Millions of people in India and elsewhere believe that Rama, the hero of Valmiki’s ancient Sanskrit epic, Ramayana, was a historical figure like jesus Christ, and Valmiki,s timeless epic, like the New Testament a faithful account of Rama’s life, his trials, tribulations and triumph.
Confining within the four corners of the original story Rama Varma brings in a refreshing whiff of realism in his retelling washing off the artificial veneer of obscurantism that has distorted and obscured Valmiki’s picture. The reader gets a glimpse of real Rama without the props of godhead provided in the puranic age.
If the killing of a swam occasioned the birth of poetry in Valmiki’s heart. It was the wanton despoliation of his pristine poem. Ramayana, during Puranic times which kindled the sparks of wrath in Ram Varma’s heart which resulted in this book.

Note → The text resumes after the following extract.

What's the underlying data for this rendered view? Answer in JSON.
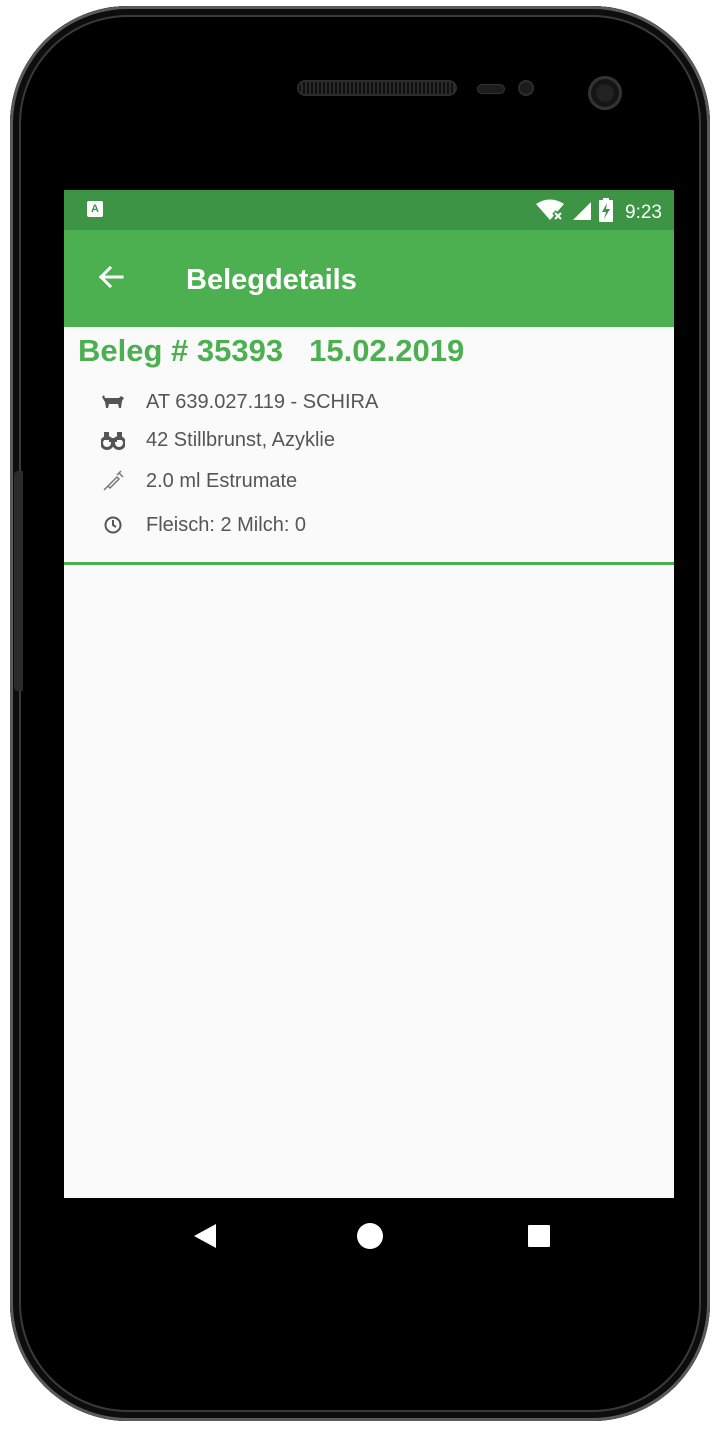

In his student days. Ram Varma was drawn to the fount of English poetry and took Master’s degree in English Literature from Allahabad University. He taught the subject at Jodhpur University for a couple of years before joining the Indian Administrative Service in 1964. He served the new state of Haryana right from its formative years in various capacities and rose to be its Chief Secretary.

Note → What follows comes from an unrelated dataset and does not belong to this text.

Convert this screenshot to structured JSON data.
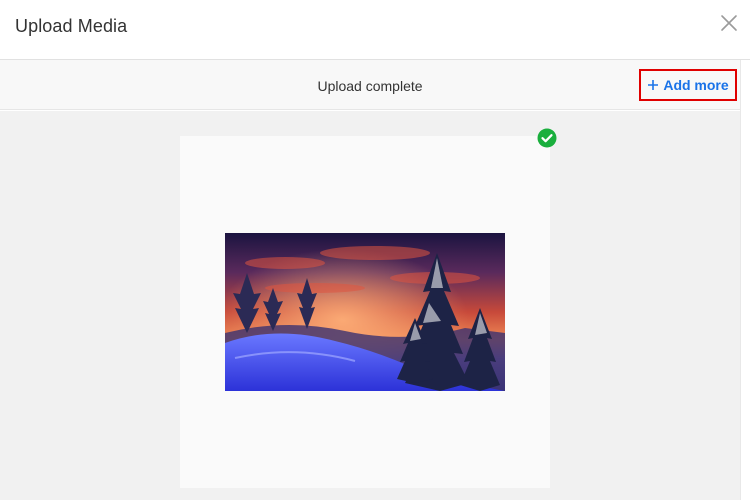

Searching for his roots after retirement in 2000. Rama Varma entered the Charmed world of the Vedas, Valmiki, Vyasa. Bhavabhuti and Kalidasa, and glimpsed the ancient treasure of India. He searched for an original portrait of Rama in Valmiki but was pained and revolted to see garish colours daubed on it. He had a vision of Rama living in the primeval forests of India battling with life’s unexpected currents and undercurrents with equanimity and fortitude, and vowed to share it with millions of people who believed that Lord Rama walked the earth in flesh and blood.

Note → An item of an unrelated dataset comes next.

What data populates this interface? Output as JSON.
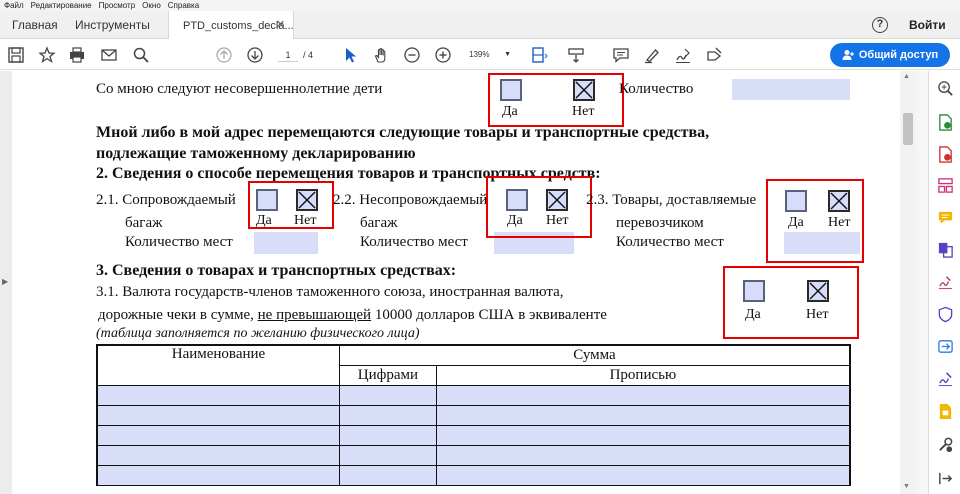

Even the modern lay reader should find Ram Varma’s rendering of his enduring story from India’s mythical past in free-flowing English blank verse riveting and rewarding.
Vandana Sehagal: Whose Vibrant Paintings adorn this book is Ram Varma’s daughter. Architect, artist, teacher. Homemaker, she is currently researching a project on ‘Infinity and space in Architecture’. Paintings ooze out of her like babbling streams off mountain tops. She has held solo exhibitions of her paintings in Lucknow and Delhi. Her Paintings brings out the quintessential Indian-ness. Whether of a Vedic ashrama, a pillared temple hall or a street in Lucknow
Throughout the centuries, lovers of the Kama story all over India and far beyond have found man~ diverse ways of presenting its essence to audiences of all natures. Countless languages - those of Central and South-east Asia and of Europe as well as modern Indian vernaculars and ancient Sanskrit; literary genres of all types _ stories, poems and drama5, oral and written, simple and sophisticated, narrative, philosophical and lyrical visual representations _carvings in stone and wood, paintings on cloth and paper; performances - dance, puppets, TV serials; all demonstrate the enduring power of the Kama story to inspire and intrigue. Ram Varma's poem continues this tradition of seeking to present the essence of the well-known narrative in a way meaningful to author and audience alike. In a thoughtful, stimulating attempt to search out the heart of the story, he has chosen to focus on wh8t he sees as its historical basis. He has rigorously sought to uncover the fundamental truths underlying episodes he has found difficult to understand. That he has felt impelled be such a sincere and overpowering urge, not to reject such difficult areas as false, nor yet merely to repeat them without thought, but to come to terms with them in his own way is one more tribute to the everlasting potency of Rama's story. Careful readers of before he was God', convinced b~ his conclusions or not, will feel grateful that he has shared his insights with them.
In one respect, all such readers will disagree with the author. The first five words of the Prologue are not true. The work in this volume proclaims w out doubt that Ram Varma is indeed an accomplished poet. He handles the verse form with assurance, and expresses its content in powerful language, natural and fluent, and animated by vivid imagery as these lines from the Prologue with their sustained metaphor, demonstrate:
Children’s Books (38)
Brahma Sutras (85)
Send as free online greeting card
Email a Friend